[Web page and app entries]
_ _ _ _ _ _ _

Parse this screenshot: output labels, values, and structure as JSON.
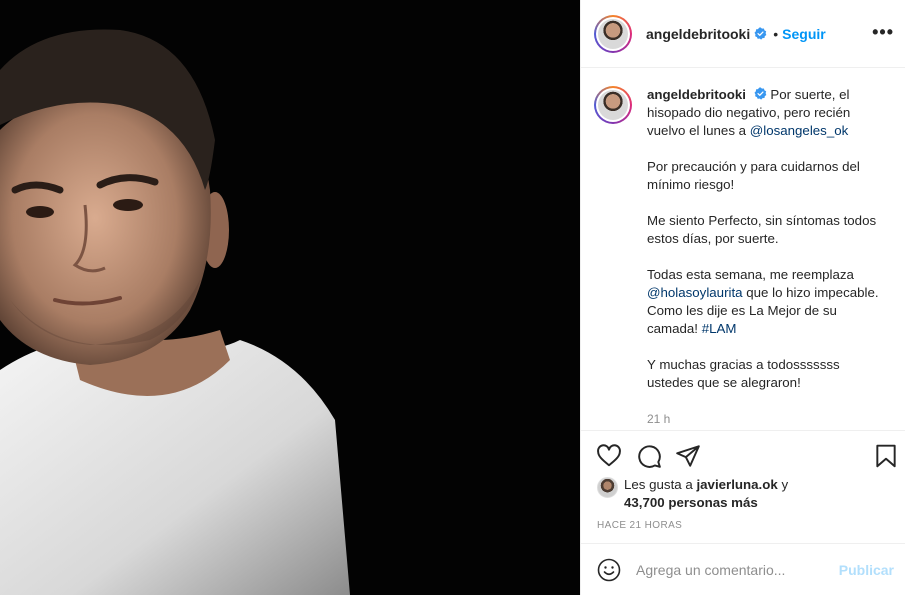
{
  "post": {
    "username": "angeldebritooki",
    "dot": "•",
    "follow_label": "Seguir",
    "more_label": "•••",
    "caption": {
      "username": "angeldebritooki",
      "p1_before": "Por suerte, el hisopado dio negativo, pero recién vuelvo el lunes a ",
      "p1_mention": "@losangeles_ok",
      "p2": "Por precaución y para cuidarnos del mínimo riesgo!",
      "p3": "Me siento Perfecto, sin síntomas todos estos días, por suerte.",
      "p4_before": "Todas esta semana, me reemplaza ",
      "p4_mention": "@holasoylaurita",
      "p4_mid": " que lo hizo impecable. Como les dije es La Mejor de su camada! ",
      "p4_hashtag": "#LAM",
      "p5": "Y muchas gracias a todosssssss ustedes que se alegraron!"
    },
    "time_label": "21 h",
    "likes": {
      "prefix": "Les gusta a ",
      "user": "javierluna.ok",
      "mid": " y",
      "count": "43,700 personas más"
    },
    "ago_label": "HACE 21 HORAS",
    "comment": {
      "placeholder": "Agrega un comentario...",
      "publish_label": "Publicar"
    }
  },
  "icons": {
    "verified": "verified-badge-icon",
    "like": "heart-icon",
    "comment": "comment-bubble-icon",
    "share": "paper-plane-icon",
    "save": "bookmark-icon",
    "emoji": "emoji-icon"
  },
  "colors": {
    "accent": "#0095f6",
    "link": "#00376b",
    "muted": "#8e8e8e",
    "publish_disabled": "#b2dffc"
  }
}
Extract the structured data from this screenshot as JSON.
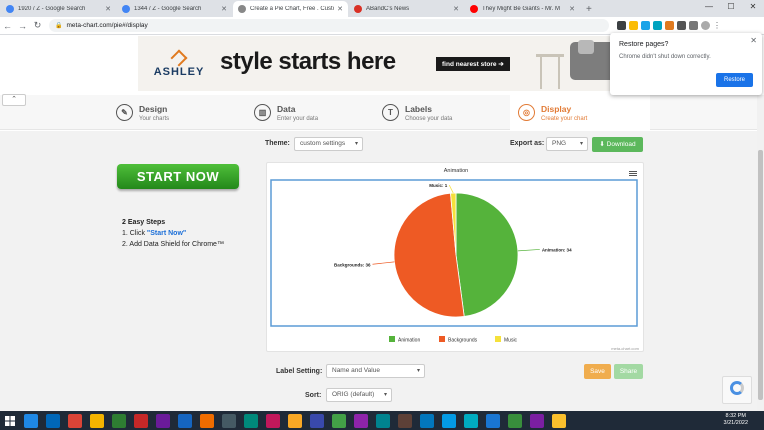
{
  "browser": {
    "tabs": [
      {
        "title": "1920 / Z - Google Search",
        "fav": "google-icon",
        "color": "#4285f4",
        "active": false
      },
      {
        "title": "1344 / Z - Google Search",
        "fav": "google-icon",
        "color": "#4285f4",
        "active": false
      },
      {
        "title": "Create a Pie Chart, Free . Custom",
        "fav": "meta-chart-icon",
        "color": "#888888",
        "active": true
      },
      {
        "title": "ABandC's News",
        "fav": "news-icon",
        "color": "#d93025",
        "active": false
      },
      {
        "title": "They Might Be Giants - Mr. M",
        "fav": "youtube-icon",
        "color": "#ff0000",
        "active": false
      }
    ],
    "new_tab": "+",
    "url": "meta-chart.com/pie#/display",
    "window_controls": [
      "—",
      "☐",
      "✕"
    ]
  },
  "ad": {
    "brand": "ASHLEY",
    "headline": "style starts here",
    "cta": "find nearest store ➔"
  },
  "restore_popup": {
    "title": "Restore pages?",
    "body": "Chrome didn't shut down correctly.",
    "button": "Restore",
    "close": "✕"
  },
  "steps": [
    {
      "title": "Design",
      "subtitle": "Your charts",
      "icon": "palette-icon",
      "glyph": "✎"
    },
    {
      "title": "Data",
      "subtitle": "Enter your data",
      "icon": "bar-chart-icon",
      "glyph": "▥"
    },
    {
      "title": "Labels",
      "subtitle": "Choose your data",
      "icon": "text-icon",
      "glyph": "T"
    },
    {
      "title": "Display",
      "subtitle": "Create your chart",
      "icon": "display-icon",
      "glyph": "◎"
    }
  ],
  "collapse": "⌃",
  "sidebar": {
    "start_now": "START NOW",
    "easy_title": "2 Easy Steps",
    "step1_prefix": "1. Click ",
    "step1_link": "\"Start Now\"",
    "step2": "2. Add Data Shield for Chrome™"
  },
  "controls": {
    "theme_label": "Theme:",
    "theme_value": "custom settings",
    "export_label": "Export as:",
    "export_value": "PNG",
    "download": "⬇ Download",
    "label_setting_label": "Label Setting:",
    "label_setting_value": "Name and Value",
    "sort_label": "Sort:",
    "sort_value": "ORIG (default)",
    "save": "Save",
    "share": "Share"
  },
  "chart_data": {
    "type": "pie",
    "title": "Animation",
    "categories": [
      "Animation",
      "Backgrounds",
      "Music"
    ],
    "values": [
      34,
      36,
      1
    ],
    "colors": [
      "#55b33b",
      "#ee5a24",
      "#f5e13b"
    ],
    "data_labels": [
      "Animation: 34",
      "Backgrounds: 36",
      "Music: 1"
    ],
    "legend_position": "bottom",
    "credit": "meta-chart.com",
    "menu_icon": "hamburger-icon"
  },
  "taskbar": {
    "clock_time": "8:32 PM",
    "clock_date": "3/21/2022",
    "icons": [
      "#1e88e5",
      "#0067b8",
      "#db4437",
      "#f4b400",
      "#2e7d32",
      "#c62828",
      "#6a1b9a",
      "#1565c0",
      "#ef6c00",
      "#455a64",
      "#00897b",
      "#c2185b",
      "#f9a825",
      "#3949ab",
      "#43a047",
      "#8e24aa",
      "#00838f",
      "#5d4037",
      "#0277bd",
      "#039be5",
      "#00acc1",
      "#1976d2",
      "#388e3c",
      "#7b1fa2",
      "#fbc02d"
    ]
  }
}
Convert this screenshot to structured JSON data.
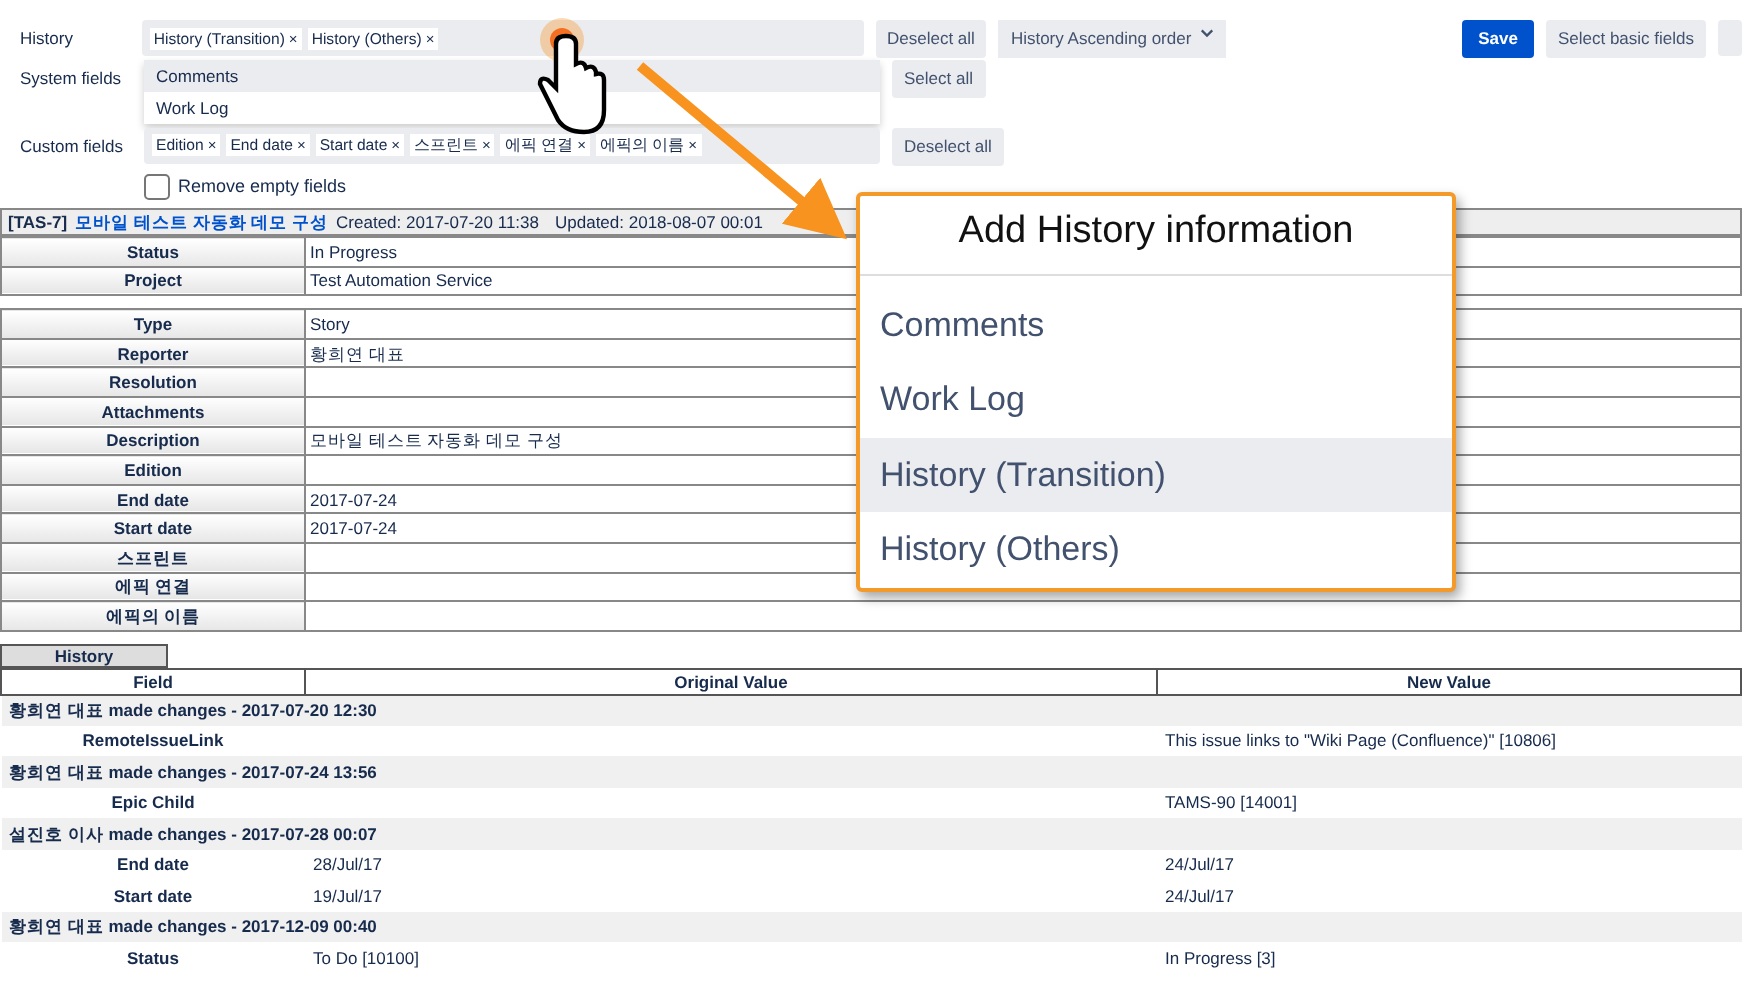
{
  "form": {
    "history": {
      "label": "History",
      "tags": [
        {
          "label": "History (Transition)",
          "remove": "×"
        },
        {
          "label": "History (Others)",
          "remove": "×"
        }
      ],
      "button": "Deselect all",
      "dropdown": [
        {
          "label": "Comments",
          "highlighted": true
        },
        {
          "label": "Work Log",
          "highlighted": false
        }
      ]
    },
    "system_fields": {
      "label": "System fields",
      "button": "Select all"
    },
    "custom_fields": {
      "label": "Custom fields",
      "tags": [
        {
          "label": "Edition",
          "remove": "×"
        },
        {
          "label": "End date",
          "remove": "×"
        },
        {
          "label": "Start date",
          "remove": "×"
        },
        {
          "label": "스프린트",
          "remove": "×"
        },
        {
          "label": "에픽 연결",
          "remove": "×"
        },
        {
          "label": "에픽의 이름",
          "remove": "×"
        }
      ],
      "button": "Deselect all"
    },
    "order_select": "History Ascending order",
    "save": "Save",
    "select_basic": "Select basic fields",
    "remove_empty": {
      "label": "Remove empty fields",
      "checked": false
    }
  },
  "issue": {
    "key": "[TAS-7]",
    "summary": "모바일 테스트 자동화 데모 구성",
    "created": "Created: 2017-07-20 11:38",
    "updated": "Updated: 2018-08-07 00:01"
  },
  "field_tables": [
    [
      {
        "label": "Status",
        "value": "In Progress"
      },
      {
        "label": "Project",
        "value": "Test Automation Service"
      }
    ],
    [
      {
        "label": "Type",
        "value": "Story"
      },
      {
        "label": "Reporter",
        "value": "황희연 대표"
      },
      {
        "label": "Resolution"
      },
      {
        "label": "Attachments"
      },
      {
        "label": "Description",
        "value": "모바일 테스트 자동화 데모 구성"
      },
      {
        "label": "Edition"
      },
      {
        "label": "End date",
        "value": "2017-07-24"
      },
      {
        "label": "Start date",
        "value": "2017-07-24"
      },
      {
        "label": "스프린트"
      },
      {
        "label": "에픽 연결"
      },
      {
        "label": "에픽의 이름"
      }
    ]
  ],
  "history": {
    "title": "History",
    "columns": [
      "Field",
      "Original Value",
      "New Value"
    ],
    "groups": [
      {
        "header": "황희연 대표 made changes - 2017-07-20 12:30",
        "rows": [
          {
            "field": "RemoteIssueLink",
            "new": "This issue links to \"Wiki Page (Confluence)\" [10806]"
          }
        ]
      },
      {
        "header": "황희연 대표 made changes - 2017-07-24 13:56",
        "rows": [
          {
            "field": "Epic Child",
            "new": "TAMS-90 [14001]"
          }
        ]
      },
      {
        "header": "설진호 이사 made changes - 2017-07-28 00:07",
        "rows": [
          {
            "field": "End date",
            "original": "28/Jul/17",
            "new": "24/Jul/17"
          },
          {
            "field": "Start date",
            "original": "19/Jul/17",
            "new": "24/Jul/17"
          }
        ]
      },
      {
        "header": "황희연 대표 made changes - 2017-12-09 00:40",
        "rows": [
          {
            "field": "Status",
            "original": "To Do [10100]",
            "new": "In Progress [3]"
          }
        ]
      }
    ]
  },
  "callout": {
    "title": "Add History information",
    "items": [
      {
        "label": "Comments",
        "selected": false
      },
      {
        "label": "Work Log",
        "selected": false
      },
      {
        "label": "History (Transition)",
        "selected": true
      },
      {
        "label": "History (Others)",
        "selected": false
      }
    ]
  }
}
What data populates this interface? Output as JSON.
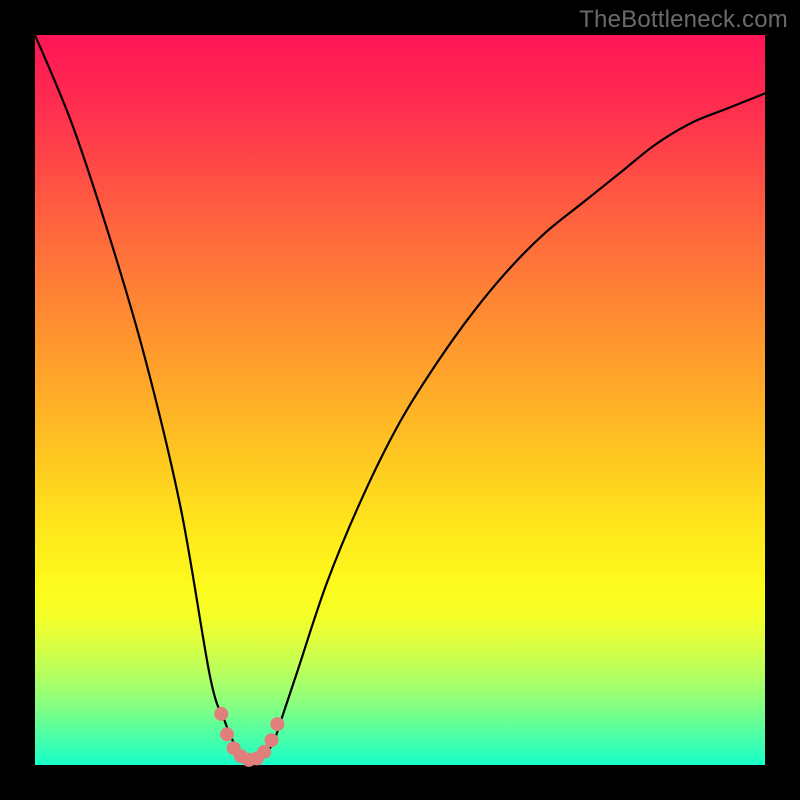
{
  "watermark": "TheBottleneck.com",
  "colors": {
    "background_frame": "#000000",
    "marker": "#e07f7b",
    "curve_stroke": "#000000",
    "gradient_top": "#ff1556",
    "gradient_bottom": "#17ffc9"
  },
  "chart_data": {
    "type": "line",
    "title": "",
    "xlabel": "",
    "ylabel": "",
    "xlim": [
      0,
      100
    ],
    "ylim": [
      0,
      100
    ],
    "grid": false,
    "x": [
      0,
      5,
      10,
      15,
      20,
      24,
      26,
      27,
      28,
      29,
      30,
      31,
      32,
      33,
      34,
      36,
      40,
      45,
      50,
      55,
      60,
      65,
      70,
      75,
      80,
      85,
      90,
      95,
      100
    ],
    "y": [
      100,
      88,
      73,
      56,
      35,
      12,
      6,
      3.5,
      2,
      1,
      0.5,
      1,
      2,
      4,
      7,
      13,
      25,
      37,
      47,
      55,
      62,
      68,
      73,
      77,
      81,
      85,
      88,
      90,
      92
    ],
    "annotations": [],
    "markers": {
      "note": "cluster of pink markers near the curve minimum",
      "points": [
        {
          "x": 25.5,
          "y": 7
        },
        {
          "x": 26.3,
          "y": 4.2
        },
        {
          "x": 27.2,
          "y": 2.3
        },
        {
          "x": 28.2,
          "y": 1.2
        },
        {
          "x": 29.3,
          "y": 0.7
        },
        {
          "x": 30.4,
          "y": 0.9
        },
        {
          "x": 31.4,
          "y": 1.8
        },
        {
          "x": 32.4,
          "y": 3.4
        },
        {
          "x": 33.2,
          "y": 5.6
        }
      ]
    }
  }
}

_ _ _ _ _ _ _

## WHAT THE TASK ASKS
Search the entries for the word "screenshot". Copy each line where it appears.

## TASK ANSWER
Parse this screenshot: output labels, values, and structure as JSON.
Extract the structured data from this screenshot as JSON.
Convert this screenshot to structured JSON data.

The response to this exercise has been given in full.